BEGIN Records for the task
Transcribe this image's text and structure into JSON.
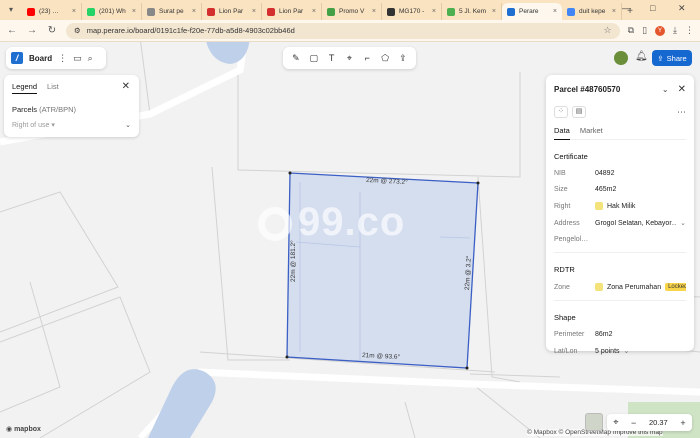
{
  "browser": {
    "tabs": [
      {
        "label": "(23) …",
        "color": "#ff0000",
        "active": false
      },
      {
        "label": "(201) Wh",
        "color": "#25d366",
        "active": false
      },
      {
        "label": "Surat pe",
        "color": "#888888",
        "active": false
      },
      {
        "label": "Lion Par",
        "color": "#d32f2f",
        "active": false
      },
      {
        "label": "Lion Par",
        "color": "#d32f2f",
        "active": false
      },
      {
        "label": "Promo V",
        "color": "#43a047",
        "active": false
      },
      {
        "label": "MG170 -",
        "color": "#333333",
        "active": false
      },
      {
        "label": "5 Jl. Kem",
        "color": "#4caf50",
        "active": false
      },
      {
        "label": "Perare",
        "color": "#1f6fd1",
        "active": true
      },
      {
        "label": "duit kepe",
        "color": "#4285f4",
        "active": false
      }
    ],
    "url": "map.perare.io/board/0191c1fe-f20e-77db-a5d8-4903c02bb46d",
    "profile_initial": "Y"
  },
  "board": {
    "title": "Board"
  },
  "legend": {
    "tab_legend": "Legend",
    "tab_list": "List",
    "layer_name": "Parcels",
    "layer_sub": "(ATR/BPN)",
    "filter": "Right of use"
  },
  "share": {
    "label": "Share"
  },
  "parcel": {
    "title": "Parcel #48760570",
    "tab_data": "Data",
    "tab_market": "Market",
    "certificate_heading": "Certificate",
    "fields": {
      "nib_label": "NIB",
      "nib_value": "04892",
      "size_label": "Size",
      "size_value": "465m2",
      "right_label": "Right",
      "right_value": "Hak Milik",
      "address_label": "Address",
      "address_value": "Grogol Selatan, Kebayor…",
      "pengelola_label": "Pengelol…",
      "pengelola_value": ""
    },
    "rdtr_heading": "RDTR",
    "zone_label": "Zone",
    "zone_value": "Zona Perumahan",
    "zone_badge": "Locked",
    "shape_heading": "Shape",
    "perimeter_label": "Perimeter",
    "perimeter_value": "86m2",
    "latlon_label": "Lat/Lon",
    "latlon_value": "5 points"
  },
  "map": {
    "watermark": "99.co",
    "edge_top": "22m @ 273.2°",
    "edge_right": "22m @ 3.2°",
    "edge_bottom": "21m @ 93.6°",
    "edge_left": "22m @ 181.2°",
    "parcel_fill": "#c9d6ee",
    "parcel_stroke": "#3b5fc4"
  },
  "controls": {
    "zoom": "20.37",
    "mapbox": "mapbox",
    "attribution": "© Mapbox © OpenStreetMap Improve this map"
  }
}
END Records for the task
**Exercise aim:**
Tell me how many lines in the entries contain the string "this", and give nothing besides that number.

**Reply to the exercise:**
2